This is not uncommon in these birds, as many will be injured or killed by falls from nest sites when curiosity gets the better of them. They will now spend longer and longer periods outside the safety of the inner chamber and begin exploring the wider environment. At 7 weeks they may be only a week away from their first flight.

Young Owlet stretching her wings - notice the new primary flight feathers

Young Owlet stretching her wings – notice the new primary flight feathers

Whereas nestling birds of many species do nothing except stay in the nest, beg for food, eat and defecate, nestling Barn Owls ‘play’ like kittens. From three weeks old they have been increasingly mobile and at five weeks they were running, jumping, pouncing, and moving their heads comically from side to side, round and round, even turning their heads upside down!

The babies still have a lot of white, downy fur to help them stay warm at night.

The babies still have a lot of white, downy fur to help them stay warm at night.
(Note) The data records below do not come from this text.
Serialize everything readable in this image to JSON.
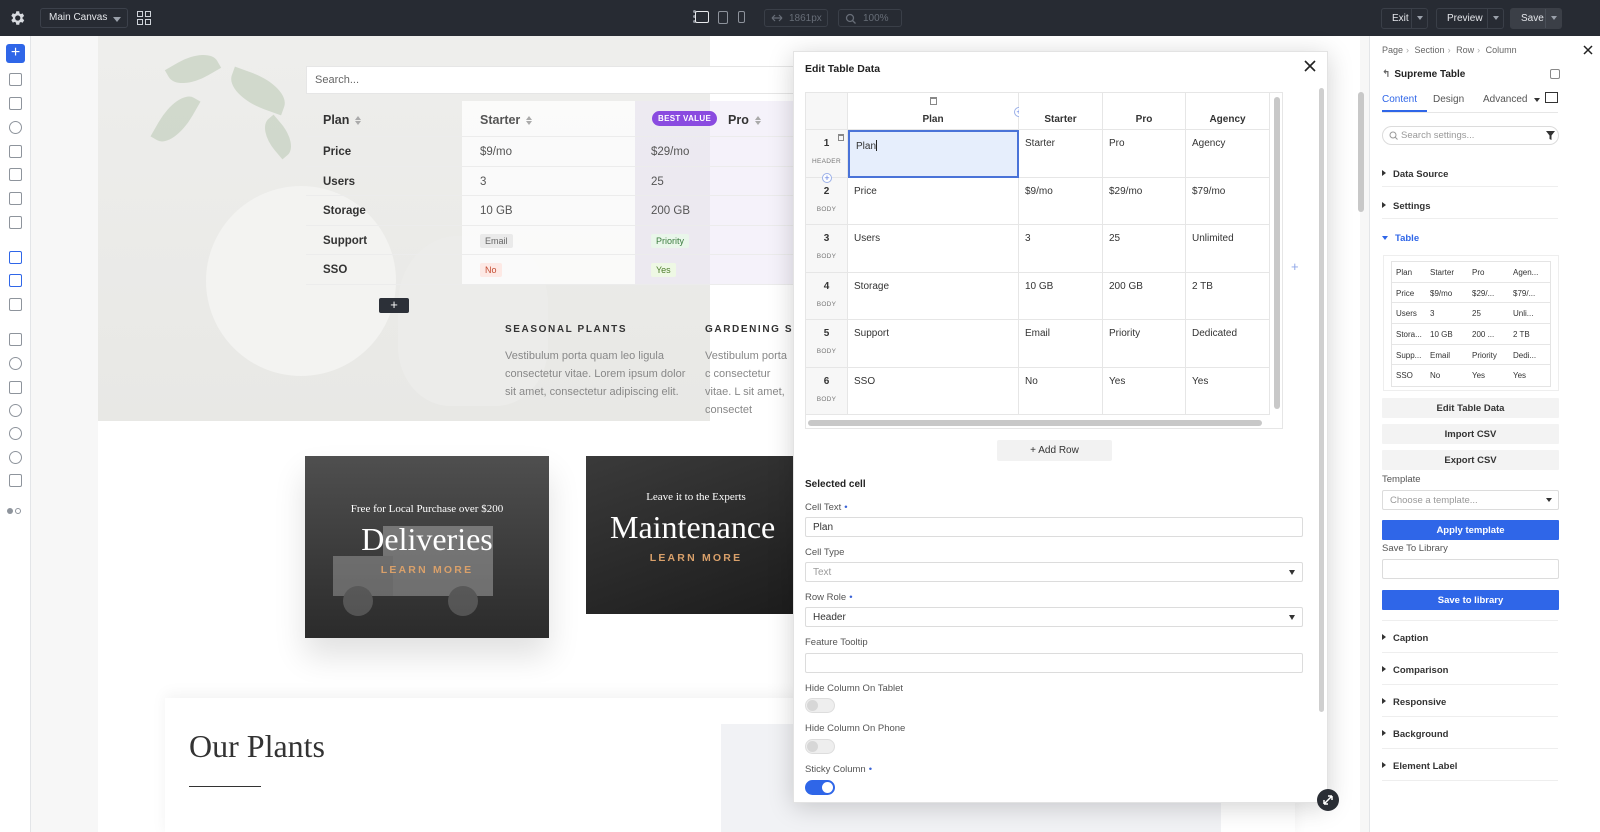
{
  "toolbar": {
    "canvas_name": "Main Canvas",
    "width_value": "1861px",
    "zoom_value": "100%",
    "exit_label": "Exit",
    "preview_label": "Preview",
    "save_label": "Save"
  },
  "canvas": {
    "search_placeholder": "Search...",
    "pricing_header": [
      "Plan",
      "Starter",
      "Pro"
    ],
    "best_value_badge": "BEST VALUE",
    "pricing_rows": [
      {
        "label": "Price",
        "starter": "$9/mo",
        "pro": "$29/mo"
      },
      {
        "label": "Users",
        "starter": "3",
        "pro": "25"
      },
      {
        "label": "Storage",
        "starter": "10 GB",
        "pro": "200 GB"
      },
      {
        "label": "Support",
        "starter": "Email",
        "pro": "Priority"
      },
      {
        "label": "SSO",
        "starter": "No",
        "pro": "Yes"
      }
    ],
    "add_row_glyph": "+",
    "seasonal_title": "SEASONAL PLANTS",
    "seasonal_text": "Vestibulum porta quam leo ligula consectetur vitae. Lorem ipsum dolor sit amet, consectetur adipiscing elit.",
    "gardening_title": "GARDENING SER",
    "gardening_text": "Vestibulum porta c consectetur vitae. L sit amet, consectet",
    "promo1": {
      "small": "Free for Local Purchase over $200",
      "big": "Deliveries",
      "cta": "LEARN MORE"
    },
    "promo2": {
      "small": "Leave it to the Experts",
      "big": "Maintenance",
      "cta": "LEARN MORE"
    },
    "section_title": "Our Plants"
  },
  "modal": {
    "title": "Edit Table Data",
    "columns": [
      "Plan",
      "Starter",
      "Pro",
      "Agency"
    ],
    "rows": [
      {
        "num": "1",
        "role": "HEADER",
        "cells": [
          "Plan",
          "Starter",
          "Pro",
          "Agency"
        ]
      },
      {
        "num": "2",
        "role": "BODY",
        "cells": [
          "Price",
          "$9/mo",
          "$29/mo",
          "$79/mo"
        ]
      },
      {
        "num": "3",
        "role": "BODY",
        "cells": [
          "Users",
          "3",
          "25",
          "Unlimited"
        ]
      },
      {
        "num": "4",
        "role": "BODY",
        "cells": [
          "Storage",
          "10 GB",
          "200 GB",
          "2 TB"
        ]
      },
      {
        "num": "5",
        "role": "BODY",
        "cells": [
          "Support",
          "Email",
          "Priority",
          "Dedicated"
        ]
      },
      {
        "num": "6",
        "role": "BODY",
        "cells": [
          "SSO",
          "No",
          "Yes",
          "Yes"
        ]
      }
    ],
    "add_row_label": "Add Row",
    "selected_cell_title": "Selected cell",
    "cell_text_label": "Cell Text",
    "cell_text_value": "Plan",
    "cell_type_label": "Cell Type",
    "cell_type_placeholder": "Text",
    "row_role_label": "Row Role",
    "row_role_value": "Header",
    "feature_tooltip_label": "Feature Tooltip",
    "feature_tooltip_value": "",
    "hide_tablet_label": "Hide Column On Tablet",
    "hide_tablet_on": false,
    "hide_phone_label": "Hide Column On Phone",
    "hide_phone_on": false,
    "sticky_label": "Sticky Column",
    "sticky_on": true
  },
  "panel": {
    "breadcrumb": [
      "Page",
      "Section",
      "Row",
      "Column"
    ],
    "title": "Supreme Table",
    "tabs": [
      "Content",
      "Design",
      "Advanced"
    ],
    "active_tab": "Content",
    "search_placeholder": "Search settings...",
    "sections_top": [
      "Data Source",
      "Settings",
      "Table"
    ],
    "mini_table": [
      [
        "Plan",
        "Starter",
        "Pro",
        "Agen..."
      ],
      [
        "Price",
        "$9/mo",
        "$29/...",
        "$79/..."
      ],
      [
        "Users",
        "3",
        "25",
        "Unli..."
      ],
      [
        "Stora...",
        "10 GB",
        "200 ...",
        "2 TB"
      ],
      [
        "Supp...",
        "Email",
        "Priority",
        "Dedi..."
      ],
      [
        "SSO",
        "No",
        "Yes",
        "Yes"
      ]
    ],
    "edit_table_btn": "Edit Table Data",
    "import_csv_btn": "Import CSV",
    "export_csv_btn": "Export CSV",
    "template_label": "Template",
    "template_placeholder": "Choose a template...",
    "apply_template_btn": "Apply template",
    "save_library_label": "Save To Library",
    "save_library_btn": "Save to library",
    "sections_bottom": [
      "Caption",
      "Comparison",
      "Responsive",
      "Background",
      "Element Label"
    ]
  },
  "colors": {
    "accent": "#2f66e8",
    "topbar": "#272b33",
    "badge": "#8a4be0"
  }
}
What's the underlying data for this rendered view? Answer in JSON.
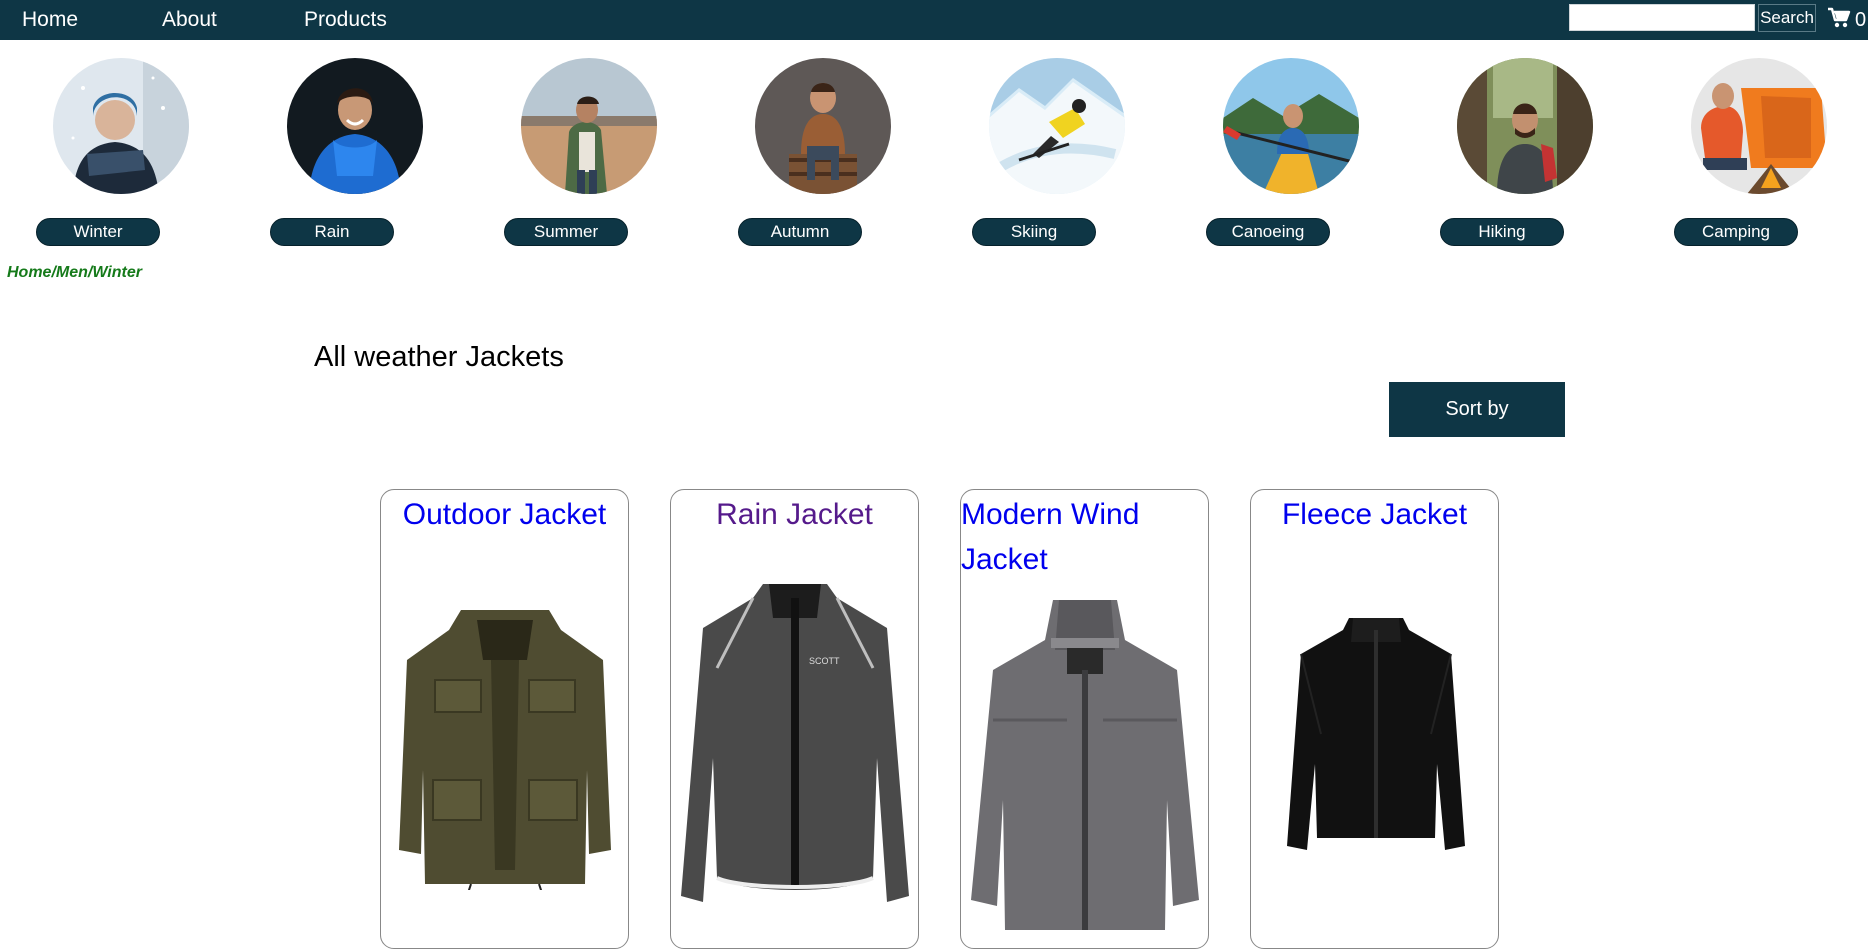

Last weekend, we asked an official BTO bird ringer to come down to the farm and ring our barn owl chicks. Mike Smith came along last Saturday and I accompanied him whilst the chicks were extracted from the nest box and each was given a unique metal ring bearing a number which can identify where the bird is from and how old it is; this is to assist in the Barn Owl Monitoring Programme, which seeks to understand how the species population is faring. There are an estimated 4,000 pairs across the country; a very low number historically, when considering what a common sight these birds were just 50 years ago.

BTO Barn Owl ringer Mike Smith with one of our chicks

BTO Barn Owl ringer Mike Smith with one of our chicks

The metal ring is clasped around the young birds leg using a set of pliers and a record made of the number, where the bird was born and it’s gender; if this can be determined. Of our four chicks, three were confirmed female and the fourth was too small to tell although most likely a male. I learned that the way to identify gender is to look at the breast feathers; brown speckles indicate a female bird. It isn’t always possible to identify if the bird hasn’t developed enough adult plumage at the time of extraction.

Playing dead whilst the ring is attached!

Playing dead whilst the ring is attached!

It was an enormous privilege to witness the ringing of our Barn Owls, and especially so when I was allowed to ring one of them myself! I was amazed at how docile the chicks were; with the parents out of the box and likely to be roosting close by, we carefully extracted each chick from the box and placed them in cotton bags to keep them calm. I had imagined that we would need protective gloves when handling the chicks, but they were very well-behaved; simply freezing at the rear of the nest box and ‘playing dead’ when picked up!




Mike kindly let me ring one of the owlets. I was chuffed to bits!

The British Trust for Ornithology (BTO) have been heavily involved in recording and interpreting what has been happening to British Barn Owls as this species has suffered a massive decline over the past 50 years; now numbers are increasing and the population stabilising (albeit much smaller than historically) thanks to captive breeding initiatives, an increase in the provision of artificial nest sites and better understanding of habitat requirements and ecology.

The mortality rate in Barn Owls is high, with many young birds killed alongside busy roads whilst still in their first year; as they learn to hunt for themselves they are particularly vulnerable. Many more starve to death as they cannot successfully hunt, or they lack the expertise in locating prey. Couple these factors with the inherent shortage of suitable habitat and it paints a bleak picture, but through the measures we have already mentioned things are turning around, and the bird ringing data has been instrumental in building up an accurate picture of mortality and dispersal so that conservation measures can be designed and implemented.

Daniel Johnson

Landscape Management Trainee

A happy man! I could have popped the little fellow in my pocket right then...

A happy man! I could have popped the little fellow in my pocket right then…